Anger at the militias boiled over following the killing of the top American diplomat in Libya and three U.S. mission staffers in an assault on the consulate in Benghazi on Sept. 11. The attack followed an angry protest against an anti-Islam film produced in the U.S. which has riled many in the Muslim world.
Members of the radical Islamist Ansar al-Shariah militia are suspected of being behind the attack.
Many of Libya's militias were formed in the eight-month war against Gadhafi, but more groups sprang up after the end of fighting in October. With the country trying to rebuild after 42 years of Gadhafi, the groups paid little attention to successive interim leaders. They were accused of bullying citizens, operating independent prisons and holding summary trials for Gadhafi loyalists. Recently, Islamist-led militias have also attacked shrines, such as tombs associated with religious figures, that they considered to be counter to their strict view of Islam.
This Friday, thousands of protesters marched against the militias in Benghazi, the cradle of the uprising against Gadhafi, and stormed two of their compounds. Militiamen at the Sahati Brigade's compound fired at the protesters, killing nearly a dozen.
In an attempt to deflect the anger, Libya's president ordered all militias to dissolve or to come under a joint operations command to coordinate between the militia brigades and the army. The military had already asked all armed groups using captured Gadhafi-era barracks to evacuate them and hand them over. Security forces have already raided a number of sites in the capital Tripoli used by militias.
The moves surprised some critics who doubted that the government was strong enough to deal with the militias, particularly the powerful Islamist ones.
But many Libyans still feel the government has not done enough.
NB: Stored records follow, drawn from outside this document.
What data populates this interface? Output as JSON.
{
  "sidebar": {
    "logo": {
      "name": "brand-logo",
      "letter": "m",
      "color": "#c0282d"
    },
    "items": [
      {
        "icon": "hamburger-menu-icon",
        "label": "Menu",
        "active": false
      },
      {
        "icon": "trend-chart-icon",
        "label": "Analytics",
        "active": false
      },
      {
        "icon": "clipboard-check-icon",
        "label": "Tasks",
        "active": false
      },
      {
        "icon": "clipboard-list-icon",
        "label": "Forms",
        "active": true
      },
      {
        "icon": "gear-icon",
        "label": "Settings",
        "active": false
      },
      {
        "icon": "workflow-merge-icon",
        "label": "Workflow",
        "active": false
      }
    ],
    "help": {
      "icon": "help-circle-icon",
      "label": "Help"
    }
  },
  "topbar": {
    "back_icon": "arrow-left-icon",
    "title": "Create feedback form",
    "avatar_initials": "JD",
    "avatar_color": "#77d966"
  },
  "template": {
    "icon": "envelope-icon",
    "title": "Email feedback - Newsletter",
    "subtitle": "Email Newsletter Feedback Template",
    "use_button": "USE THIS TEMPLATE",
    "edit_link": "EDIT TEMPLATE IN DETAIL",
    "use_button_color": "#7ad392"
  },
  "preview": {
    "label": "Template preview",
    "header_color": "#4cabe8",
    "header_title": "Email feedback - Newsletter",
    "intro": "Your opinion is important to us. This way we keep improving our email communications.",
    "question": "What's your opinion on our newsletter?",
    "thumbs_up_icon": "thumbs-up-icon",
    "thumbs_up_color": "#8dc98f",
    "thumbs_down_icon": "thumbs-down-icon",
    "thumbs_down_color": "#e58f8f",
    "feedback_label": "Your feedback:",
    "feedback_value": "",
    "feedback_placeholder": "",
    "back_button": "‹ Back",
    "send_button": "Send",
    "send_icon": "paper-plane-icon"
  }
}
In Benghazi, around 200 people rallied against the militias on Monday, decrying the government decision to retain some of the armed groups even if they were under military command. The protest demanded that all militias be disbanded and its members integrated in the security agencies as individuals.
The protesters also demanded an independent investigation into the killing of protesters on Saturday, saying that the government bears responsibility for the actions of a militia upon which it had relied for security.
"The blood of the martyrs will not be shed in vain," the protesters chanted. They called for the chief of staff, defense and interior ministers to be sacked.